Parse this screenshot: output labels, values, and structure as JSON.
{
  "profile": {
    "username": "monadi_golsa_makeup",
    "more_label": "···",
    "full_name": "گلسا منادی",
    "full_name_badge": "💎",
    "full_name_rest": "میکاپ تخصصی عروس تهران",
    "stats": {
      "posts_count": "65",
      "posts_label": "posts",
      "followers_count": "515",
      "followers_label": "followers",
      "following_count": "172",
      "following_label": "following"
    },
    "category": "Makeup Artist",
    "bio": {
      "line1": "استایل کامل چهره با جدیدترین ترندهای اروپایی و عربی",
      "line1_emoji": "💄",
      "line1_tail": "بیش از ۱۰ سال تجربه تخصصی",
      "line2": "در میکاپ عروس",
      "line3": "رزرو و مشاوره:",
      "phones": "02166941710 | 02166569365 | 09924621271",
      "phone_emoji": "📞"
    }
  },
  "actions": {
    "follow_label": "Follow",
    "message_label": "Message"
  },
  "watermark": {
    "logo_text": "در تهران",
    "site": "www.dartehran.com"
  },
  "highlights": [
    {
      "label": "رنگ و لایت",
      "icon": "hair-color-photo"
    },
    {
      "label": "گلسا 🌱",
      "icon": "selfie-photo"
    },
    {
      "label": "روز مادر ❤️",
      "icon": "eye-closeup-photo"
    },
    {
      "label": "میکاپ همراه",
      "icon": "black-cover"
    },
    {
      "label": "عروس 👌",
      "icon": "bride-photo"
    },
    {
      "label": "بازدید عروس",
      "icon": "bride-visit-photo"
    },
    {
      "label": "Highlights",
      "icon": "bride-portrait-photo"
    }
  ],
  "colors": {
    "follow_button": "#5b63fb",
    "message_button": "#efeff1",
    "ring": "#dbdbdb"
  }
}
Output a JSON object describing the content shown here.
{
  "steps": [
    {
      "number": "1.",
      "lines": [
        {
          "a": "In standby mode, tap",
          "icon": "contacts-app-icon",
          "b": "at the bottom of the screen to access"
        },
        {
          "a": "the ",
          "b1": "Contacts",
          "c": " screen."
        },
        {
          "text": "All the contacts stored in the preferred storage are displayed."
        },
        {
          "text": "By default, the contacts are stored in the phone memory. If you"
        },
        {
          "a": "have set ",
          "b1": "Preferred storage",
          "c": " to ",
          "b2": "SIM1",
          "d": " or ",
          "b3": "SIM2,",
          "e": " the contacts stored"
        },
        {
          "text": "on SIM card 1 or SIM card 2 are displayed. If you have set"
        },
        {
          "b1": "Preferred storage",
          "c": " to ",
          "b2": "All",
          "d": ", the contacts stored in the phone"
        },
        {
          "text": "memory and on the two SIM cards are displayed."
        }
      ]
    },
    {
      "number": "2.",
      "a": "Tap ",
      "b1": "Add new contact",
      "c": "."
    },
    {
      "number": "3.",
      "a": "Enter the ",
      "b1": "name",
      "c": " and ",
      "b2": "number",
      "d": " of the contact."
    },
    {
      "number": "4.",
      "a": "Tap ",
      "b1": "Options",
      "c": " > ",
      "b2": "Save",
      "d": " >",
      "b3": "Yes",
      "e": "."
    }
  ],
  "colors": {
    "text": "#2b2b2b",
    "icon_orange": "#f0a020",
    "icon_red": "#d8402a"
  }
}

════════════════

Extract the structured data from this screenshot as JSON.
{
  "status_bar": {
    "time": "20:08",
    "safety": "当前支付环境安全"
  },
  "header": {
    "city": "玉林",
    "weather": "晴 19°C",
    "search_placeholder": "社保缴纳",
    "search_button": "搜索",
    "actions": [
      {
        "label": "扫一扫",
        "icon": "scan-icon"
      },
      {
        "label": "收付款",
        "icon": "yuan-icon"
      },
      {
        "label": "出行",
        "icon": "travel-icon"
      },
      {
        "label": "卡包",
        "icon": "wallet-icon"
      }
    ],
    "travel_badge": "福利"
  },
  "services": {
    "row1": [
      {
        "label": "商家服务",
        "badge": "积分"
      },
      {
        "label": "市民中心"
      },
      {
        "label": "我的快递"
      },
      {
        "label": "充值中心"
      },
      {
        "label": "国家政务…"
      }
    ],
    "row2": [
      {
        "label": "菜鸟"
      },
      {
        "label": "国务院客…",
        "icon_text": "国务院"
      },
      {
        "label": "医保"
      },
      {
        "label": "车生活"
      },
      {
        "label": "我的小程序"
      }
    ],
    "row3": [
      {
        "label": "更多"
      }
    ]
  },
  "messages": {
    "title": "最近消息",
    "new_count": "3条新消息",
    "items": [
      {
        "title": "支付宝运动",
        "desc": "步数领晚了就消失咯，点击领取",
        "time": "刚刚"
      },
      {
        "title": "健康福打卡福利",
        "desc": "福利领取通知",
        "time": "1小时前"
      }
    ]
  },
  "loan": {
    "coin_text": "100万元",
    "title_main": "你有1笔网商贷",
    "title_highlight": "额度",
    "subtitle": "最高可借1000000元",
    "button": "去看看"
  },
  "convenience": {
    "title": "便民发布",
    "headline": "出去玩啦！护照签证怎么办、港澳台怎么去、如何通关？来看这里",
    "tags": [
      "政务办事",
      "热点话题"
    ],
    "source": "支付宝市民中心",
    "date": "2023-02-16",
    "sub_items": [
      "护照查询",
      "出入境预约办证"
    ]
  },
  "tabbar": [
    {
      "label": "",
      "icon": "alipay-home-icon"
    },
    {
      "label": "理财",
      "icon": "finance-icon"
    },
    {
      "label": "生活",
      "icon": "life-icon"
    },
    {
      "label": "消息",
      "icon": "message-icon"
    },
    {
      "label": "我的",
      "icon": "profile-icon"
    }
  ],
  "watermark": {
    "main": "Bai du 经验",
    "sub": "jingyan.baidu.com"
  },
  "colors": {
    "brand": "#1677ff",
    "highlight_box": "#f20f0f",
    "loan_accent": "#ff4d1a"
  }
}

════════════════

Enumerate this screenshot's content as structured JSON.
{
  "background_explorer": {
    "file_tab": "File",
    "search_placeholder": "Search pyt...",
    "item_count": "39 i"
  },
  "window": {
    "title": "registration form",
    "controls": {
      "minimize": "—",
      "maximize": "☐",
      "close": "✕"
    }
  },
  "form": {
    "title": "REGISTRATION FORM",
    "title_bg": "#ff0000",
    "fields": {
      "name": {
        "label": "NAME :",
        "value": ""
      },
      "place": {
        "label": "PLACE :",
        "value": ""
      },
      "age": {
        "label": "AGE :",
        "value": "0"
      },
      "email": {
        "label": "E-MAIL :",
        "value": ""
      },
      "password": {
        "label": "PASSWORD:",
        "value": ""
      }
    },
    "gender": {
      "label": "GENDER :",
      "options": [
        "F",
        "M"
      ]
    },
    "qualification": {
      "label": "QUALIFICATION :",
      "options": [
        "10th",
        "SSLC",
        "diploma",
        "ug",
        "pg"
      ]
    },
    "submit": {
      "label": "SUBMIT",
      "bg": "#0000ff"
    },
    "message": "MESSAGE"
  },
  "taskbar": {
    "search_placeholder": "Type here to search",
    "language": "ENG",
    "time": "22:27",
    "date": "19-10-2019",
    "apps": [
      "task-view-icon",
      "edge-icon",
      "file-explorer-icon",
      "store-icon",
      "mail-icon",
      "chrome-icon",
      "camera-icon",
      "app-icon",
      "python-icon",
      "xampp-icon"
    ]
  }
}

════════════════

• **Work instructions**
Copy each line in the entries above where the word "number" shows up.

• **Task solution**
      "number": "1.",
      "number": "2.",
      "number": "3.",
      "b2": "number",
      "number": "4.",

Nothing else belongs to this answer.